Example question: Solve 2x2 + 12x – 18 = 0 by completing the square.

Step 1: Separate the constant term from the other terms by moving it to the right side of the equation. Adding 18 to both sides gives:
2x2 + 12x = 18.

Step 2: Remove any coefficient from x2. For this example, we can get rid of the “2” by dividing: This gives x2 + 6x = 9.

Step 3: Halve the x-coefficient, square it, then add the result to both sides. The x-coefficient is 6, so:

1. Halving the x-coefficient: ½ * 6 = 3
2. Squaring: 32 = 9
3. Adding to both sides: x2 + 6x + 9 = 18.

Step 4: Factor the left side of the equation from Step 3:
Factoring x2 + 6x + 9:

• (x + 3(x + 3) = 18
• (x + 3)2 = 18

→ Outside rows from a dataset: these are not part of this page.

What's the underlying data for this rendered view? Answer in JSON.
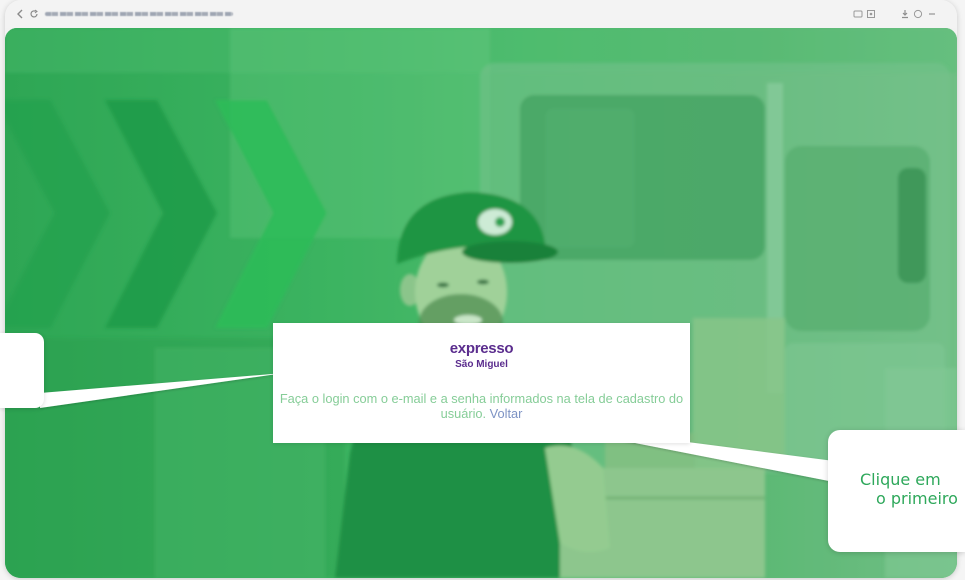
{
  "browser": {
    "nav_icons": [
      "back-arrow-icon",
      "reload-icon"
    ],
    "toolbar_icons": [
      "translate-icon",
      "screenshot-icon",
      "download-icon",
      "profile-icon",
      "menu-icon"
    ]
  },
  "login_card": {
    "logo": {
      "line1": "expresso",
      "line2": "São Miguel"
    },
    "message": "Faça o login com o e-mail e a senha informados na tela de cadastro do usuário.",
    "back_link": "Voltar"
  },
  "tour": {
    "right_tooltip": {
      "line1": "Clique em",
      "line2": "o primeiro"
    }
  },
  "colors": {
    "overlay_green": "#3cb462",
    "brand_purple": "#5b2d8e",
    "tooltip_text": "#2ea85b",
    "message_text": "#86cd98",
    "link_text": "#7d93c4"
  }
}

I skipped a few factoring steps here, but if you’re a bit rusty, you can view the intermediate steps on Symbolab.

Step 5: Solve for x:

1. Take the square root of both sides:
• √[(x + 3)2] = ±√(18)
• x + 3 = ±√18
2. Subtract 3 from both sides: x = ±√18 – 3

The solution is x = ±√18 – 3, which simplifies to x = -3±3√2.

## Integration of Fractions

The Completing the Square Method is a method of last resort to deal with expressions that can’t be integrated using the “usual” rules like the power rule. Specifically, you use this method when you have a quadratic polynomial in the denominator and no variables in the numerator.

Example question: Find the integral by completing the square: Step 1: Bring the constant in front and rewrite with dx at the end: Step 2: Complete the square for the denominator only (following the above procedure for quadratic equations): That’s it! Now the function is in a form where you can use the usual rules of integration. For this particular function, you can solve it with u-substitution:

1. Substitute u = x – 1
2. Integral Substitution u = 3√3 / √3 v
3. Take out the constant
4. Use the common integral ∫ 1/(v2 + 1) dv = arctan (v)
5. Substitute the original function back in and simplify

CITE THIS AS:
Stephanie Glen. "Completing the Square Method (Integrals)" From StatisticsHowTo.com: Elementary Statistics for the rest of us! https://www.statisticshowto.com/completing-the-square-method-integrals/